|1988-1989 Beginning||1989-1990 Mock Ups & Test Beds||1990-1992 First Streamliner|
|1992-1994 Second Streamliner||1994-1996 Third Streamliner||1996-1997 Fourth Streamliner|
|1997-1998 Fifth Streamliner||1999-2000 Fifth Streamliner||2000-2001 Fifth Streamliner|
|2000-2001 Fifth Streamliner||2000-2001 Fifth Streamliner||2002-2003 Fifth Streamliner|
|2003-2004 Sixth Streamliner||2004-2005 Sixth Streamliner||2005-2006 Seventh Streamliner|
|2006-2007 Eighth Streamliner||2007-2008 Eighth Streamliner||2007-2008 Visit to Thunderdome|
1988-1989 The Beginning
|Click the photo above to view a photo album|
The How's, When's, and Why's that inspired me to start the Black Lightning Project are a bit vague. I guess it all started at the drag strips with my Vincent powered machines. They always seemed to make lots of horsepower, and usually could beat the multitude of competing Harley Davidsons.
When I read about Dave Campos piloting the Easy Rider, and taking the record from my old friend Don Vesco in 1989, I began to wonder what a couple of blown Vincents could do to the record.
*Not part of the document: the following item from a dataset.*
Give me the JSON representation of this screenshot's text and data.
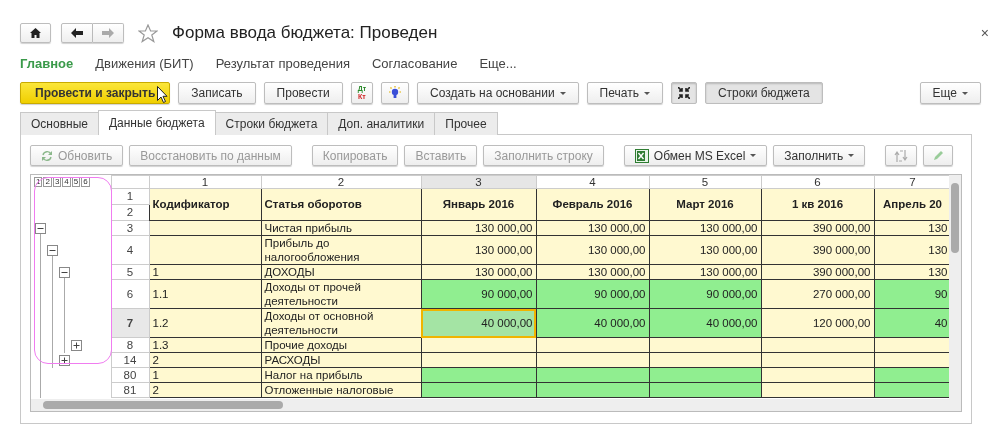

So here's my story of that quest.
Never having seen a motorcycle streamliner with it's pants off, I thought, "How hard can this be?". If only I'd known, I probably wouldn't be preparing Black Lightning for the 7th time to attempt to set the World Motorcycle Land Speed Record with two supercharged Vincent engines at the Bub All Motorcycle Meet in September of 2007.
First, I had to figure out how I was going to couple the engines together, how I was going to start it, and how I was going to supercharge it.
The engines would be built with an attached starter, as I felt weight would not be a factor. I selected a Ford starter, as the flywheel was relatively small in diameter, and a Weiand roots supercharger built for small block Chevy street motors with a swept volume of 144 cubic inches, which should give 2000 cc's enough boost to do the job.
The supercharger turned the wrong direction, so modification ensued to make the thing work. A belt drive with all the hardware, i.e., shafts with bearing housing, pulleys, and a ten V groove flat belt, was selected. With that done, I built the hat or injector throttle body from an old two port injector by Hilborn for use on top of 4- and 6-71 G.M.C. blowers. The thing was cut in half, using only one of the throttle bodies. Next step was to lay out the engine cases on the work bench to determine how small I could make the power plant. From talking to Don Vesco, I learned that the smaller you could make the frontal area, the faster you're going to go.
A lot of welding on the cases ensued. I made plates to couple the beasts together, designed motor mounts and so forth.